Your instructions — The listing below is to be copied exactly, with pictures excluded.
*** Opening Available data ***
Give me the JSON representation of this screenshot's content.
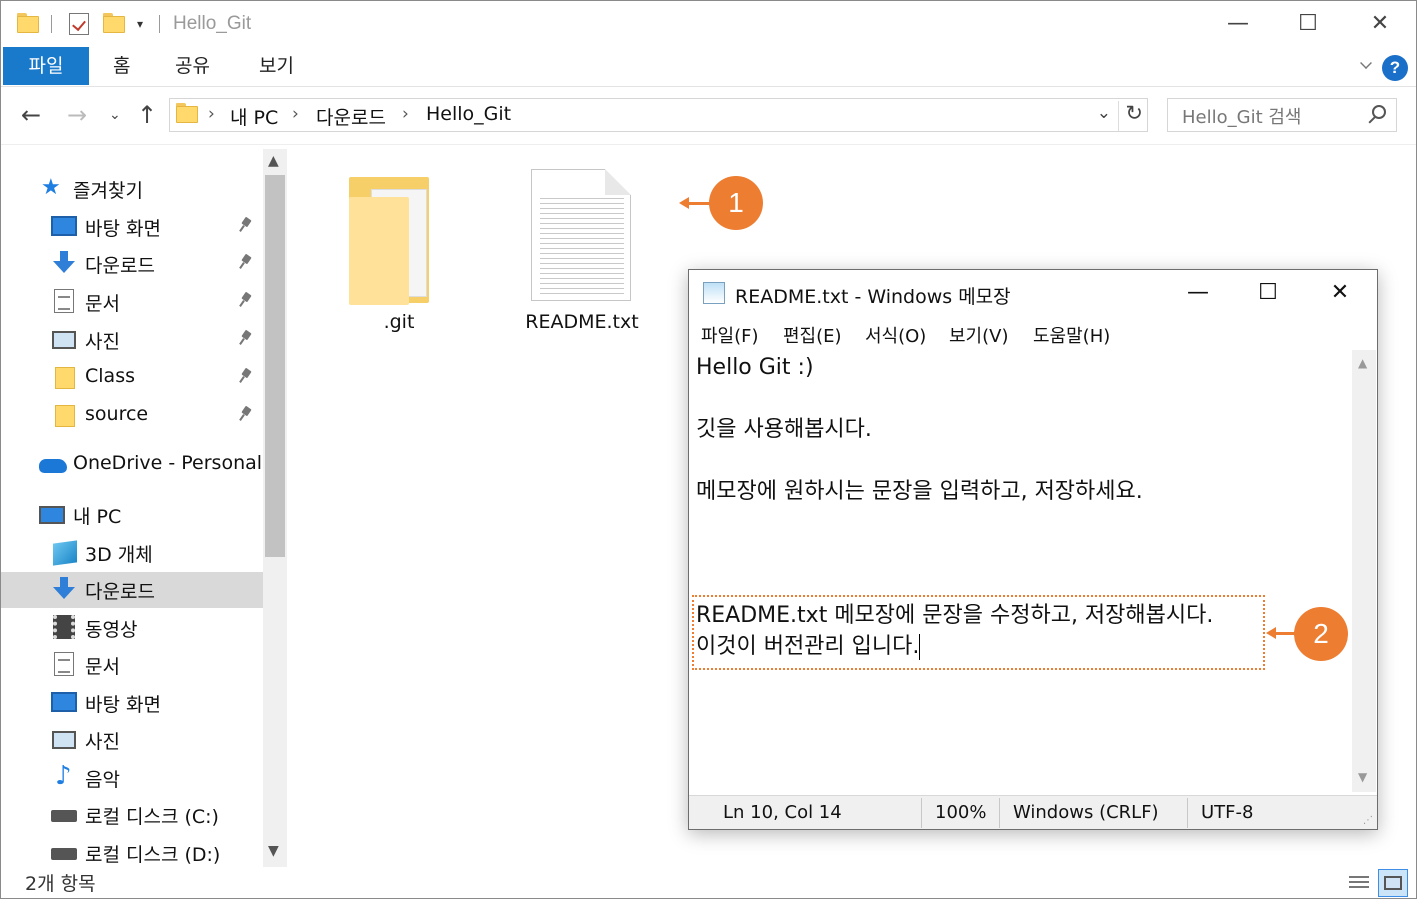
{
  "explorer": {
    "title": "Hello_Git",
    "ribbon_tabs": [
      "파일",
      "홈",
      "공유",
      "보기"
    ],
    "breadcrumb": [
      "내 PC",
      "다운로드",
      "Hello_Git"
    ],
    "search_placeholder": "Hello_Git 검색",
    "sidebar": {
      "quick_access": "즐겨찾기",
      "pinned": [
        "바탕 화면",
        "다운로드",
        "문서",
        "사진",
        "Class",
        "source"
      ],
      "onedrive": "OneDrive - Personal",
      "this_pc": "내 PC",
      "pc_items": [
        "3D 개체",
        "다운로드",
        "동영상",
        "문서",
        "바탕 화면",
        "사진",
        "음악",
        "로컬 디스크 (C:)",
        "로컬 디스크 (D:)"
      ],
      "selected": "다운로드"
    },
    "files": [
      ".git",
      "README.txt"
    ],
    "item_count": "2개 항목"
  },
  "callouts": [
    "1",
    "2"
  ],
  "notepad": {
    "title": "README.txt - Windows 메모장",
    "menu": [
      "파일(F)",
      "편집(E)",
      "서식(O)",
      "보기(V)",
      "도움말(H)"
    ],
    "lines": [
      "Hello Git :)",
      "",
      "깃을 사용해봅시다.",
      "",
      "메모장에 원하시는 문장을 입력하고, 저장하세요.",
      "",
      "",
      "",
      "README.txt 메모장에 문장을 수정하고, 저장해봅시다.",
      "이것이 버전관리 입니다."
    ],
    "status": {
      "position": "Ln 10, Col 14",
      "zoom": "100%",
      "line_ending": "Windows (CRLF)",
      "encoding": "UTF-8"
    }
  },
  "colors": {
    "accent_blue": "#1979ca",
    "callout_orange": "#ed7d31",
    "folder_yellow": "#ffd96b"
  }
}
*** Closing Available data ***
Answer for the task —
Give me the JSON representation of this screenshot's content.
{
  "explorer": {
    "title": "Hello_Git",
    "ribbon_tabs": [
      "파일",
      "홈",
      "공유",
      "보기"
    ],
    "breadcrumb": [
      "내 PC",
      "다운로드",
      "Hello_Git"
    ],
    "search_placeholder": "Hello_Git 검색",
    "sidebar": {
      "quick_access": "즐겨찾기",
      "pinned": [
        "바탕 화면",
        "다운로드",
        "문서",
        "사진",
        "Class",
        "source"
      ],
      "onedrive": "OneDrive - Personal",
      "this_pc": "내 PC",
      "pc_items": [
        "3D 개체",
        "다운로드",
        "동영상",
        "문서",
        "바탕 화면",
        "사진",
        "음악",
        "로컬 디스크 (C:)",
        "로컬 디스크 (D:)"
      ],
      "selected": "다운로드"
    },
    "files": [
      ".git",
      "README.txt"
    ],
    "item_count": "2개 항목"
  },
  "callouts": [
    "1",
    "2"
  ],
  "notepad": {
    "title": "README.txt - Windows 메모장",
    "menu": [
      "파일(F)",
      "편집(E)",
      "서식(O)",
      "보기(V)",
      "도움말(H)"
    ],
    "lines": [
      "Hello Git :)",
      "",
      "깃을 사용해봅시다.",
      "",
      "메모장에 원하시는 문장을 입력하고, 저장하세요.",
      "",
      "",
      "",
      "README.txt 메모장에 문장을 수정하고, 저장해봅시다.",
      "이것이 버전관리 입니다."
    ],
    "status": {
      "position": "Ln 10, Col 14",
      "zoom": "100%",
      "line_ending": "Windows (CRLF)",
      "encoding": "UTF-8"
    }
  },
  "colors": {
    "accent_blue": "#1979ca",
    "callout_orange": "#ed7d31",
    "folder_yellow": "#ffd96b"
  }
}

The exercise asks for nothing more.